(Stored items from a collection)
··········

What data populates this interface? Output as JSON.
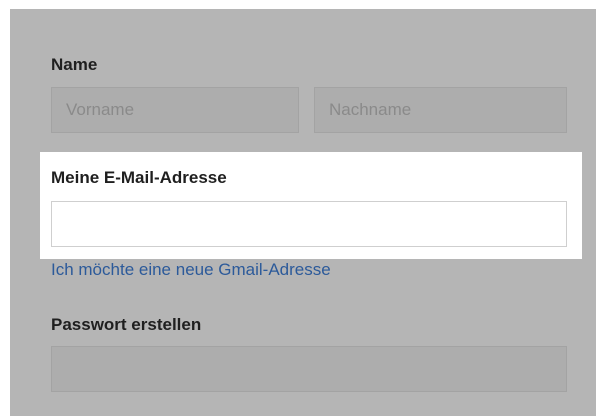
{
  "name_section": {
    "label": "Name",
    "first_name_placeholder": "Vorname",
    "last_name_placeholder": "Nachname"
  },
  "email_section": {
    "label": "Meine E-Mail-Adresse",
    "value": "",
    "gmail_link": "Ich möchte eine neue Gmail-Adresse"
  },
  "password_section": {
    "label": "Passwort erstellen",
    "value": ""
  },
  "colors": {
    "overlay_bg": "#b5b5b5",
    "highlight_bg": "#ffffff",
    "link": "#2c5a9a"
  }
}
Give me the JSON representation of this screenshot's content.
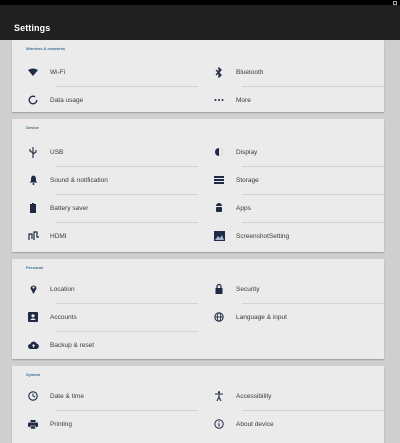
{
  "app": {
    "title": "Settings"
  },
  "colors": {
    "accent": "#1f2a44",
    "header": "#3d6f8e",
    "appbar": "#212121"
  },
  "sections": [
    {
      "header": "Wireless & networks",
      "items": [
        {
          "label": "Wi-Fi",
          "icon": "wifi-icon"
        },
        {
          "label": "Bluetooth",
          "icon": "bluetooth-icon"
        },
        {
          "label": "Data usage",
          "icon": "data-usage-icon"
        },
        {
          "label": "More",
          "icon": "more-icon"
        }
      ]
    },
    {
      "header": "Device",
      "items": [
        {
          "label": "USB",
          "icon": "usb-icon"
        },
        {
          "label": "Display",
          "icon": "display-icon"
        },
        {
          "label": "Sound & notification",
          "icon": "bell-icon"
        },
        {
          "label": "Storage",
          "icon": "storage-icon"
        },
        {
          "label": "Battery saver",
          "icon": "battery-icon"
        },
        {
          "label": "Apps",
          "icon": "android-icon"
        },
        {
          "label": "HDMI",
          "icon": "hdmi-icon"
        },
        {
          "label": "ScreenshotSetting",
          "icon": "screenshot-icon"
        }
      ]
    },
    {
      "header": "Personal",
      "items": [
        {
          "label": "Location",
          "icon": "location-pin-icon"
        },
        {
          "label": "Security",
          "icon": "lock-icon"
        },
        {
          "label": "Accounts",
          "icon": "accounts-icon"
        },
        {
          "label": "Language & input",
          "icon": "globe-icon"
        },
        {
          "label": "Backup & reset",
          "icon": "cloud-upload-icon"
        }
      ]
    },
    {
      "header": "System",
      "items": [
        {
          "label": "Date & time",
          "icon": "clock-icon"
        },
        {
          "label": "Accessibility",
          "icon": "accessibility-icon"
        },
        {
          "label": "Printing",
          "icon": "printer-icon"
        },
        {
          "label": "About device",
          "icon": "info-icon"
        }
      ]
    }
  ]
}
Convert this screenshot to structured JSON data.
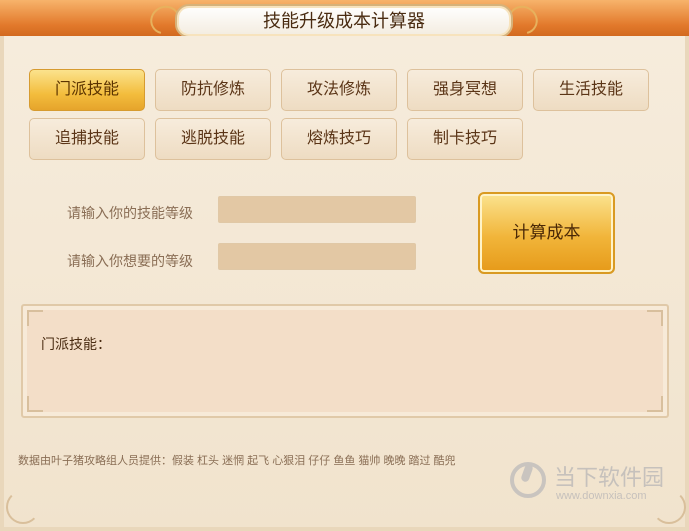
{
  "app": {
    "title": "技能升级成本计算器"
  },
  "tabs": [
    {
      "label": "门派技能",
      "active": true
    },
    {
      "label": "防抗修炼",
      "active": false
    },
    {
      "label": "攻法修炼",
      "active": false
    },
    {
      "label": "强身冥想",
      "active": false
    },
    {
      "label": "生活技能",
      "active": false
    },
    {
      "label": "追捕技能",
      "active": false
    },
    {
      "label": "逃脱技能",
      "active": false
    },
    {
      "label": "熔炼技巧",
      "active": false
    },
    {
      "label": "制卡技巧",
      "active": false
    }
  ],
  "form": {
    "current_level_label": "请输入你的技能等级",
    "current_level_value": "",
    "target_level_label": "请输入你想要的等级",
    "target_level_value": "",
    "calculate_label": "计算成本"
  },
  "result": {
    "label": "门派技能："
  },
  "credits": "数据由叶子猪攻略组人员提供：假装 杠头 迷惘 起飞 心狠泪 仔仔 鱼鱼 猫帅 晚晚 踏过 酷兜",
  "watermark": {
    "title": "当下软件园",
    "url": "www.downxia.com"
  },
  "colors": {
    "accent_active": "#f3bd3d",
    "banner": "#e2792b",
    "input_bg": "#e3c8a4",
    "text_dark": "#4a2c12",
    "text_muted": "#8a6e55"
  }
}
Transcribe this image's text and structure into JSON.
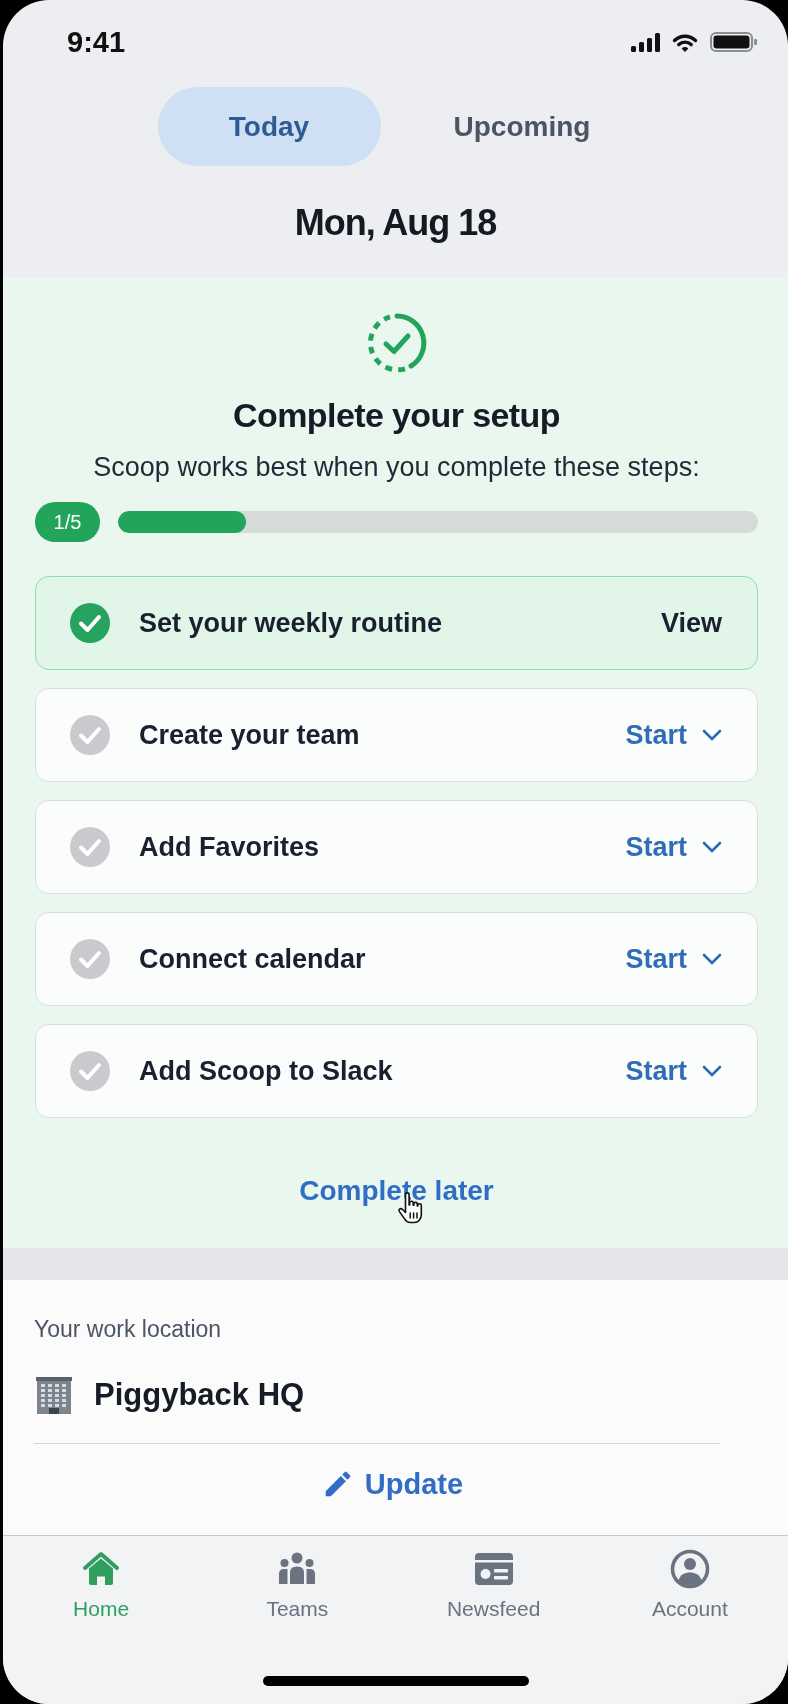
{
  "status_bar": {
    "time": "9:41"
  },
  "tabs": [
    {
      "label": "Today",
      "selected": true
    },
    {
      "label": "Upcoming",
      "selected": false
    }
  ],
  "date": "Mon, Aug 18",
  "setup": {
    "title": "Complete your setup",
    "subtitle": "Scoop works best when you complete these steps:",
    "progress": {
      "count": "1/5",
      "level": 0.2
    },
    "steps": [
      {
        "label": "Set your weekly routine",
        "done": true,
        "action": "View"
      },
      {
        "label": "Create your team",
        "done": false,
        "action": "Start"
      },
      {
        "label": "Add Favorites",
        "done": false,
        "action": "Start"
      },
      {
        "label": "Connect calendar",
        "done": false,
        "action": "Start"
      },
      {
        "label": "Add Scoop to Slack",
        "done": false,
        "action": "Start"
      }
    ],
    "complete_later": "Complete later"
  },
  "work_location": {
    "heading": "Your work location",
    "name": "Piggyback HQ",
    "update": "Update"
  },
  "bottom_nav": [
    {
      "label": "Home",
      "selected": true
    },
    {
      "label": "Teams",
      "selected": false
    },
    {
      "label": "Newsfeed",
      "selected": false
    },
    {
      "label": "Account",
      "selected": false
    }
  ]
}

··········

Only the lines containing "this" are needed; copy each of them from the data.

What data populates this interface? Output as JSON.
Give me the JSON representation of this screenshot's content.
Convert this screenshot to structured JSON data.
Transcribe this image's text and structure into JSON.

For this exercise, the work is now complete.